This paper describes collective efforts over the past 30 years by Australian anthropologists towards achieving national representation and accreditation for applied practitioners. The intention is to better understand the viability of various strategies aimed at strengthening a community of practice for native title anthropologists today. The ‘professionalisation’ issue has recently re-emerged as a topic for discussion and debate in the context of an identified shortage of suitably qualified and experienced anthropologists in the area of native title research. This shortage is reportedly contributing to delays in the processing of native title claims and raises concerns about professional standards. The potential consequences for those Aboriginal groups seeking recognition of their native title are profound. Drawing on a range of historical sources, this paper documents the rise and fall of a number of professional networks, organisations and training programs for applied anthropologists established since the early 1980s, including the Professional Association for Applied Anthropology and Sociology, the Queensland Association of Professional Anthropologists and Archaeologists, and the Australian Association of Applied Anthropology. What this short history reveals is that past efforts to organise and accredit applied anthropologists coincided with significant changes to the political, legal and commercial frameworks in which they were required to work, with the uncertainties and anxieties that accompanied change driving the desire for a more robust and supportive community of professional practice. The ultimate failure of these organisations suggests that improving the professionalism of applied practice in native title anthropology cannot be achieved solely from within the discipline itself. Rather, it will require engagement with and the support of external stakeholders who also have interests in ensuring high quality native title research outcomes.

Models of supervision: Providing effective support to Aboriginal staff
Natalie Scerra

This paper identifies models of supervision that have successfully been utilised to support Aboriginal staff and establishes an evidence base around effective supervisory practice. The literature review, on which this paper is based, was largely driven to meet the needs of Aboriginal staff in a large non-government organisation dealing with issues around the professional development and retention of Aboriginal staff. While there are some models developed for Indigenous workers internationally, there wasn’t one specific to Australian Aboriginal staffing needs. This paper therefore seeks to identify aspects of supervision that have been successfully utilised with Indigenous staff and that may be adapted to suit the unique cultural needs of Aboriginal staff in Australia.

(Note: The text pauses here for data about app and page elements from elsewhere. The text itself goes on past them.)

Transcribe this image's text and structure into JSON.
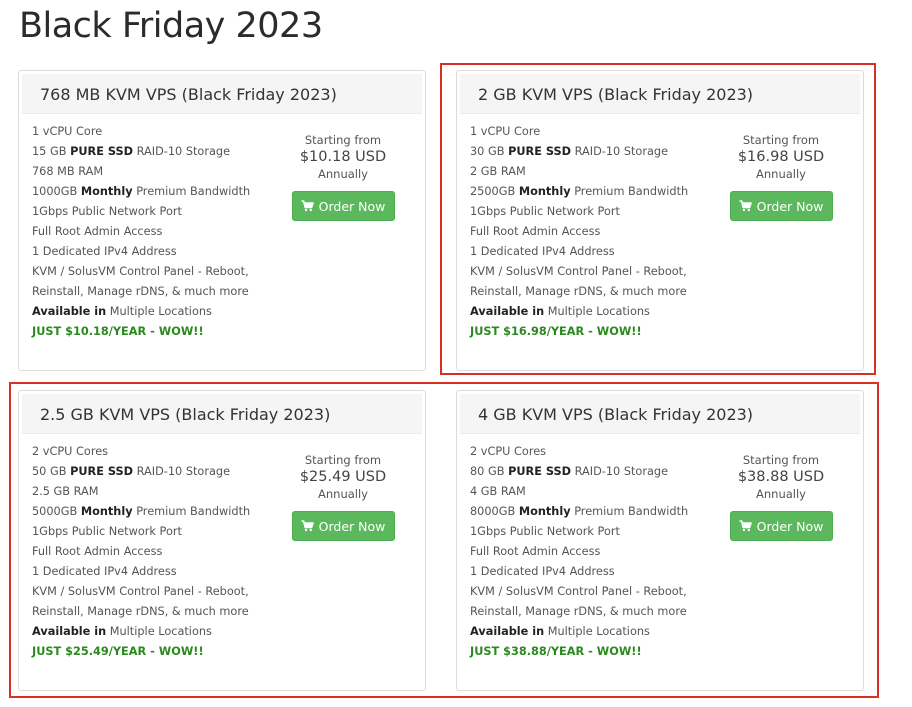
{
  "page": {
    "title": "Black Friday 2023"
  },
  "common": {
    "starting_label": "Starting from",
    "period": "Annually",
    "order_label": "Order Now",
    "cart_icon": "shopping-cart-icon",
    "accent": "#5cb85c",
    "promo_color": "#2a8a1e",
    "highlight_color": "#d93025"
  },
  "plans": [
    {
      "title": "768 MB KVM VPS (Black Friday 2023)",
      "price": "$10.18 USD",
      "features": {
        "cpu": "1 vCPU Core",
        "storage_size": "15 GB",
        "storage_type": "PURE SSD",
        "storage_rest": "RAID-10 Storage",
        "ram": "768 MB RAM",
        "bw_size": "1000GB",
        "bw_period": "Monthly",
        "bw_rest": "Premium Bandwidth",
        "port": "1Gbps Public Network Port",
        "root": "Full Root Admin Access",
        "ip": "1 Dedicated IPv4 Address",
        "panel1": "KVM / SolusVM Control Panel - Reboot,",
        "panel2": "Reinstall, Manage rDNS, & much more",
        "avail_bold": "Available in",
        "avail_rest": "Multiple Locations",
        "promo": "JUST $10.18/YEAR - WOW!!"
      }
    },
    {
      "title": "2 GB KVM VPS (Black Friday 2023)",
      "price": "$16.98 USD",
      "features": {
        "cpu": "1 vCPU Core",
        "storage_size": "30 GB",
        "storage_type": "PURE SSD",
        "storage_rest": "RAID-10 Storage",
        "ram": "2 GB RAM",
        "bw_size": "2500GB",
        "bw_period": "Monthly",
        "bw_rest": "Premium Bandwidth",
        "port": "1Gbps Public Network Port",
        "root": "Full Root Admin Access",
        "ip": "1 Dedicated IPv4 Address",
        "panel1": "KVM / SolusVM Control Panel - Reboot,",
        "panel2": "Reinstall, Manage rDNS, & much more",
        "avail_bold": "Available in",
        "avail_rest": "Multiple Locations",
        "promo": "JUST $16.98/YEAR - WOW!!"
      }
    },
    {
      "title": "2.5 GB KVM VPS (Black Friday 2023)",
      "price": "$25.49 USD",
      "features": {
        "cpu": "2 vCPU Cores",
        "storage_size": "50 GB",
        "storage_type": "PURE SSD",
        "storage_rest": "RAID-10 Storage",
        "ram": "2.5 GB RAM",
        "bw_size": "5000GB",
        "bw_period": "Monthly",
        "bw_rest": "Premium Bandwidth",
        "port": "1Gbps Public Network Port",
        "root": "Full Root Admin Access",
        "ip": "1 Dedicated IPv4 Address",
        "panel1": "KVM / SolusVM Control Panel - Reboot,",
        "panel2": "Reinstall, Manage rDNS, & much more",
        "avail_bold": "Available in",
        "avail_rest": "Multiple Locations",
        "promo": "JUST $25.49/YEAR - WOW!!"
      }
    },
    {
      "title": "4 GB KVM VPS (Black Friday 2023)",
      "price": "$38.88 USD",
      "features": {
        "cpu": "2 vCPU Cores",
        "storage_size": "80 GB",
        "storage_type": "PURE SSD",
        "storage_rest": "RAID-10 Storage",
        "ram": "4 GB RAM",
        "bw_size": "8000GB",
        "bw_period": "Monthly",
        "bw_rest": "Premium Bandwidth",
        "port": "1Gbps Public Network Port",
        "root": "Full Root Admin Access",
        "ip": "1 Dedicated IPv4 Address",
        "panel1": "KVM / SolusVM Control Panel - Reboot,",
        "panel2": "Reinstall, Manage rDNS, & much more",
        "avail_bold": "Available in",
        "avail_rest": "Multiple Locations",
        "promo": "JUST $38.88/YEAR - WOW!!"
      }
    }
  ]
}
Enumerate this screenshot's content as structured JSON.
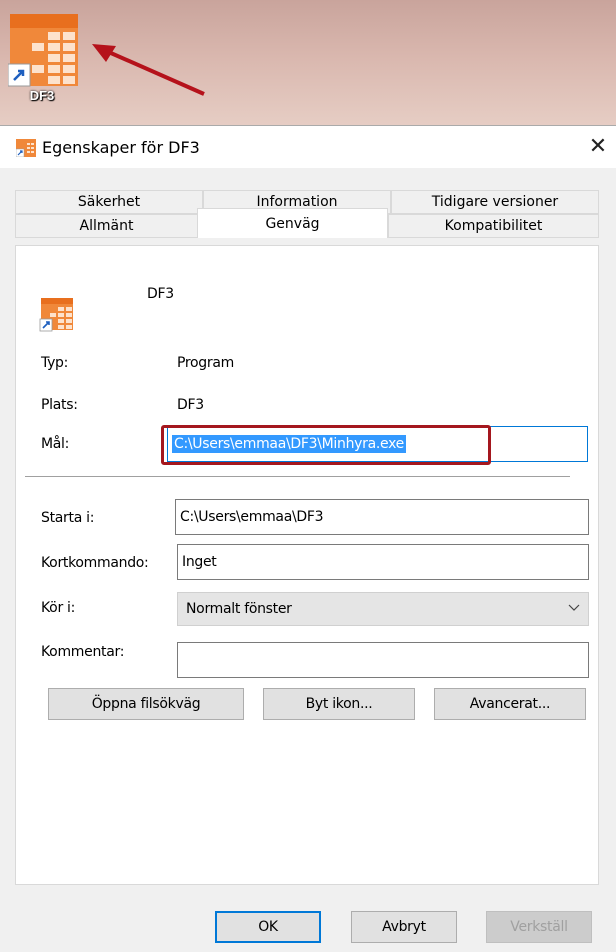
{
  "desktop": {
    "shortcut_label": "DF3"
  },
  "dialog": {
    "title": "Egenskaper för DF3",
    "close_glyph": "✕",
    "tabs_back": [
      "Säkerhet",
      "Information",
      "Tidigare versioner"
    ],
    "tabs_front": [
      "Allmänt",
      "Genväg",
      "Kompatibilitet"
    ],
    "active_tab": "Genväg",
    "shortcut_name": "DF3",
    "fields": {
      "typ_label": "Typ:",
      "typ_value": "Program",
      "plats_label": "Plats:",
      "plats_value": "DF3",
      "mal_label": "Mål:",
      "mal_value": "C:\\Users\\emmaa\\DF3\\Minhyra.exe",
      "starta_label": "Starta i:",
      "starta_value": "C:\\Users\\emmaa\\DF3",
      "kort_label": "Kortkommando:",
      "kort_value": "Inget",
      "kor_label": "Kör i:",
      "kor_value": "Normalt fönster",
      "kommentar_label": "Kommentar:",
      "kommentar_value": ""
    },
    "buttons": {
      "open_location": "Öppna filsökväg",
      "change_icon": "Byt ikon...",
      "advanced": "Avancerat...",
      "ok": "OK",
      "cancel": "Avbryt",
      "apply": "Verkställ"
    }
  },
  "colors": {
    "icon_orange": "#f0883a",
    "selection": "#3399ff",
    "highlight_box": "#a4171e",
    "focus_blue": "#0078d7"
  }
}
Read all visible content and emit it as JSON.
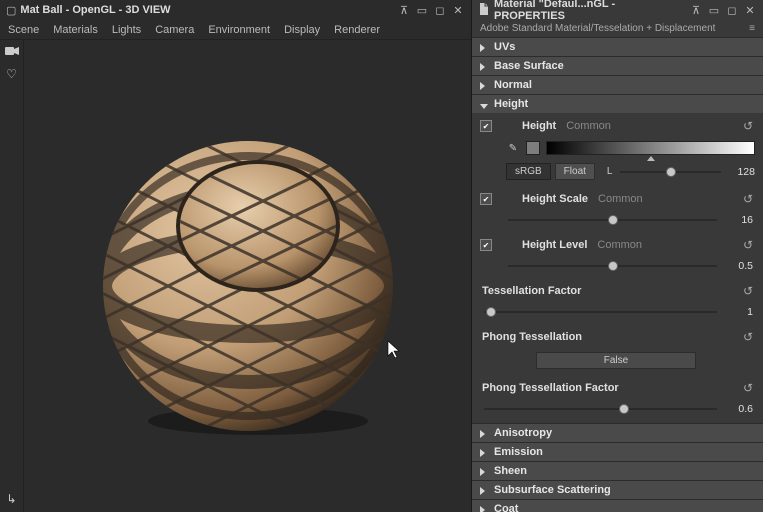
{
  "left_panel": {
    "title": "Mat Ball - OpenGL - 3D VIEW",
    "menu": [
      "Scene",
      "Materials",
      "Lights",
      "Camera",
      "Environment",
      "Display",
      "Renderer"
    ]
  },
  "right_panel": {
    "title": "Material \"Defaul...nGL - PROPERTIES",
    "subhead": "Adobe Standard Material/Tesselation + Displacement",
    "sections": {
      "uvs": "UVs",
      "base": "Base Surface",
      "normal": "Normal",
      "height": "Height",
      "anisotropy": "Anisotropy",
      "emission": "Emission",
      "sheen": "Sheen",
      "sss": "Subsurface Scattering",
      "coat": "Coat"
    },
    "height": {
      "label": "Height",
      "common": "Common",
      "srgb": "sRGB",
      "float": "Float",
      "L": "L",
      "Lvalue": "128",
      "scale": {
        "label": "Height Scale",
        "value": "16"
      },
      "level": {
        "label": "Height Level",
        "value": "0.5"
      },
      "tess": {
        "label": "Tessellation Factor",
        "value": "1"
      },
      "phong": {
        "label": "Phong Tessellation",
        "value": "False"
      },
      "ptf": {
        "label": "Phong Tessellation Factor",
        "value": "0.6"
      }
    }
  }
}
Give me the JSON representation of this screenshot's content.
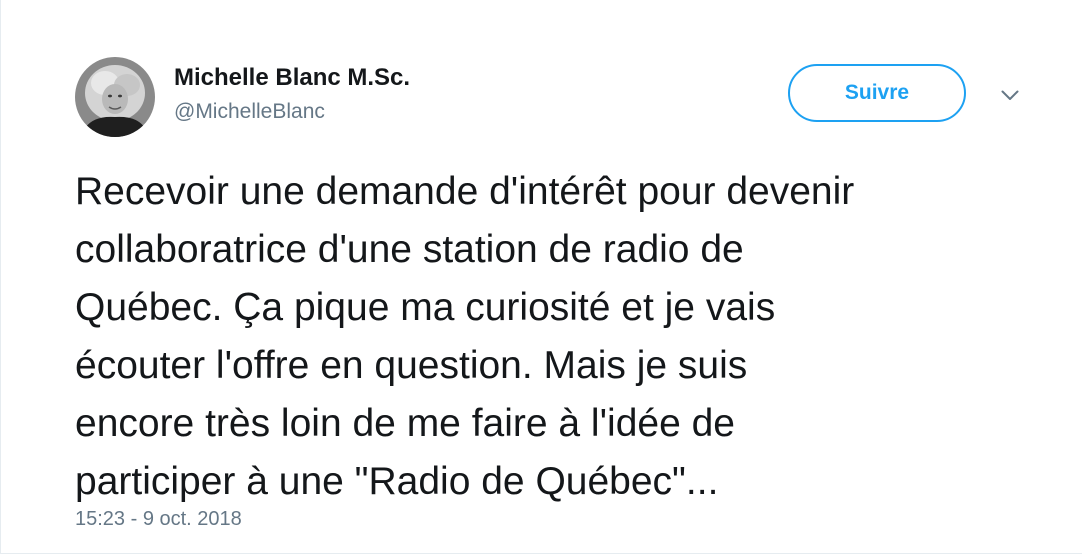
{
  "author": {
    "display_name": "Michelle Blanc M.Sc.",
    "handle": "@MichelleBlanc"
  },
  "actions": {
    "follow_label": "Suivre",
    "menu_icon": "chevron-down-icon"
  },
  "tweet": {
    "lines": [
      "Recevoir une demande d'intérêt pour devenir",
      "collaboratrice d'une station de radio de",
      "Québec. Ça pique ma curiosité et je vais",
      "écouter l'offre en question. Mais je suis",
      "encore très loin de me faire à l'idée de",
      "participer à une \"Radio de Québec\"..."
    ],
    "timestamp": "15:23 - 9 oct. 2018"
  },
  "colors": {
    "accent": "#1da1f2",
    "text": "#14171a",
    "secondary_text": "#657786"
  }
}
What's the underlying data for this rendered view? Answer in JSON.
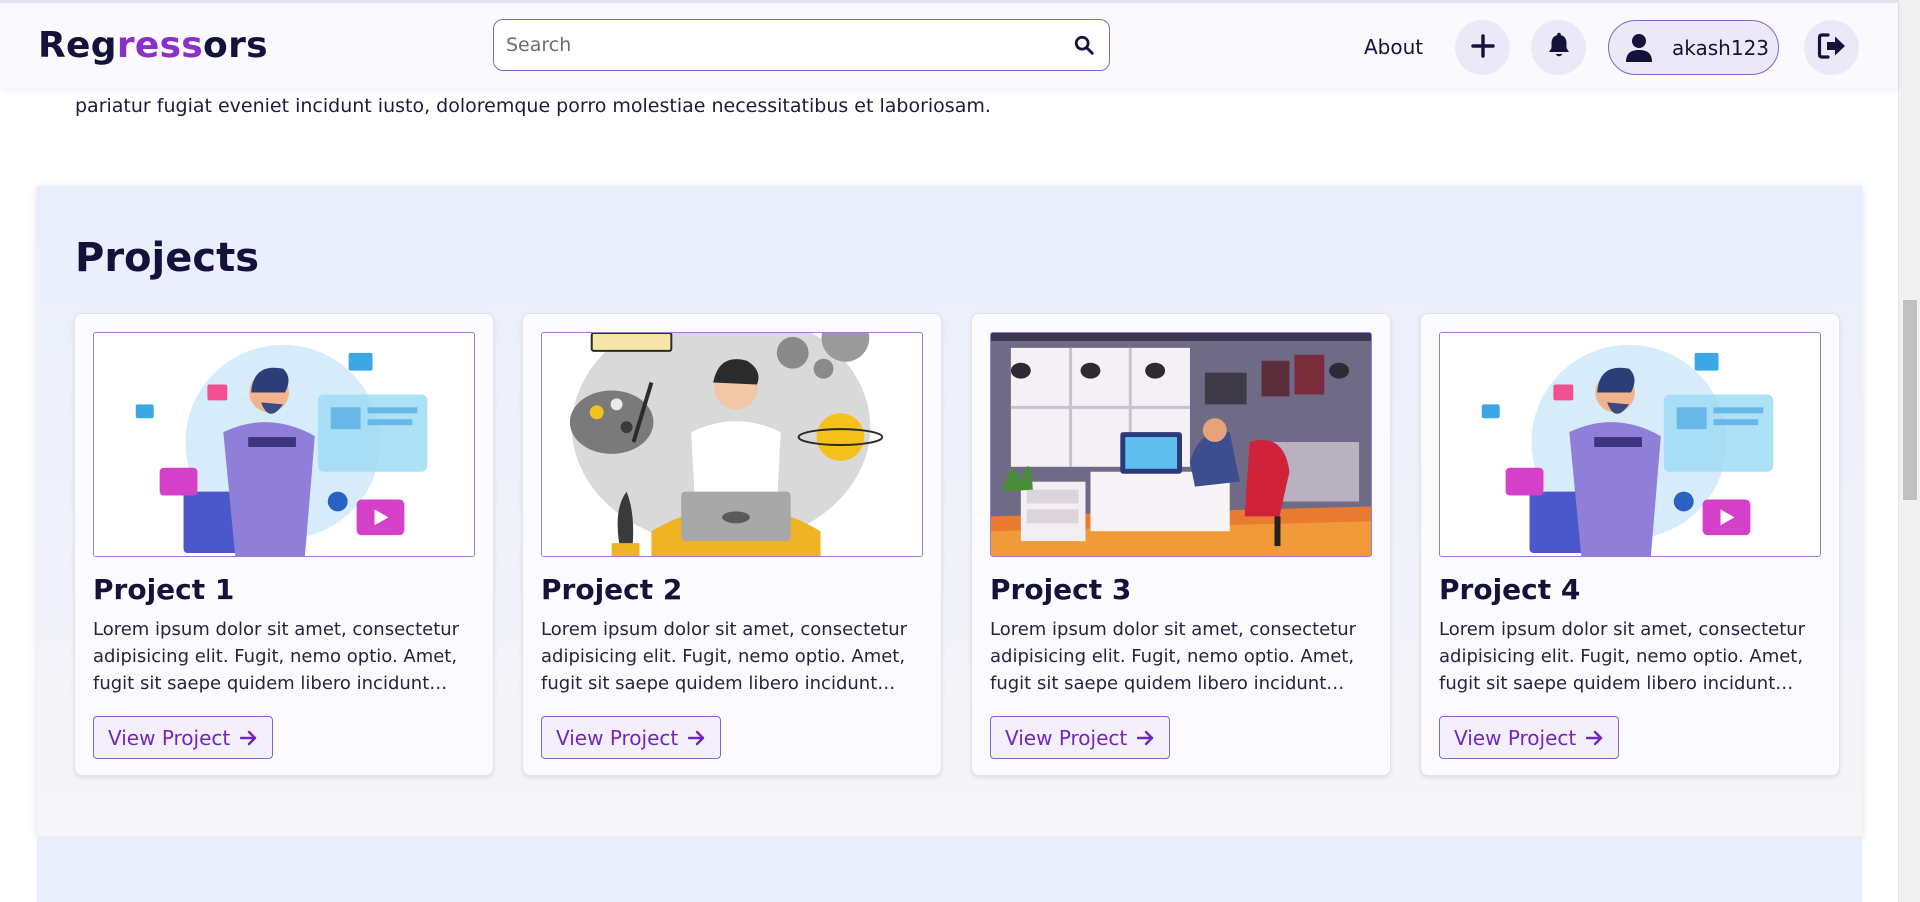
{
  "nav": {
    "logo_part1": "Reg",
    "logo_part2": "ress",
    "logo_part3": "ors",
    "search_placeholder": "Search",
    "about_label": "About",
    "username": "akash123",
    "icons": [
      "search-icon",
      "plus-icon",
      "bell-icon",
      "user-icon",
      "logout-icon"
    ]
  },
  "intro": {
    "text": "pariatur fugiat eveniet incidunt iusto, doloremque porro molestiae necessitatibus et laboriosam."
  },
  "projects": {
    "title": "Projects",
    "button_label": "View Project",
    "items": [
      {
        "title": "Project 1",
        "description": "Lorem ipsum dolor sit amet, consectetur adipisicing elit. Fugit, nemo optio. Amet, fugit sit saepe quidem libero incidunt voluptatum.",
        "image": "designer-illustration"
      },
      {
        "title": "Project 2",
        "description": "Lorem ipsum dolor sit amet, consectetur adipisicing elit. Fugit, nemo optio. Amet, fugit sit saepe quidem libero incidunt voluptatum.",
        "image": "laptop-person-illustration"
      },
      {
        "title": "Project 3",
        "description": "Lorem ipsum dolor sit amet, consectetur adipisicing elit. Fugit, nemo optio. Amet, fugit sit saepe quidem libero incidunt voluptatum.",
        "image": "office-desk-illustration"
      },
      {
        "title": "Project 4",
        "description": "Lorem ipsum dolor sit amet, consectetur adipisicing elit. Fugit, nemo optio. Amet, fugit sit saepe quidem libero incidunt voluptatum.",
        "image": "designer-illustration"
      }
    ]
  },
  "colors": {
    "brand_dark": "#14123a",
    "brand_accent": "#8b2fc9",
    "button_text": "#7426c0",
    "section_bg": "#e9eefc"
  }
}
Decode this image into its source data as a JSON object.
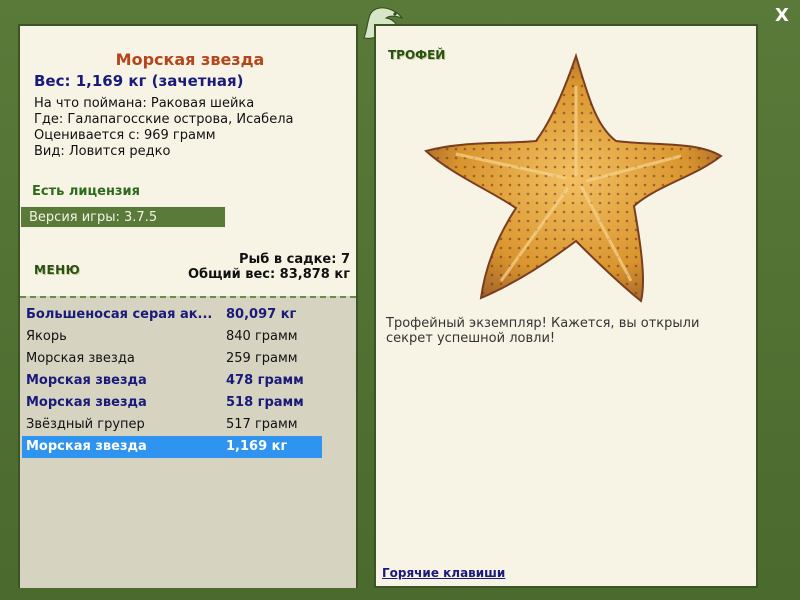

It encourages further research into the development and applicability of specific models for Australian Aboriginal staff.

Journal title: 
Australian Aboriginal Studies
Last reviewed: 12 Sep 2016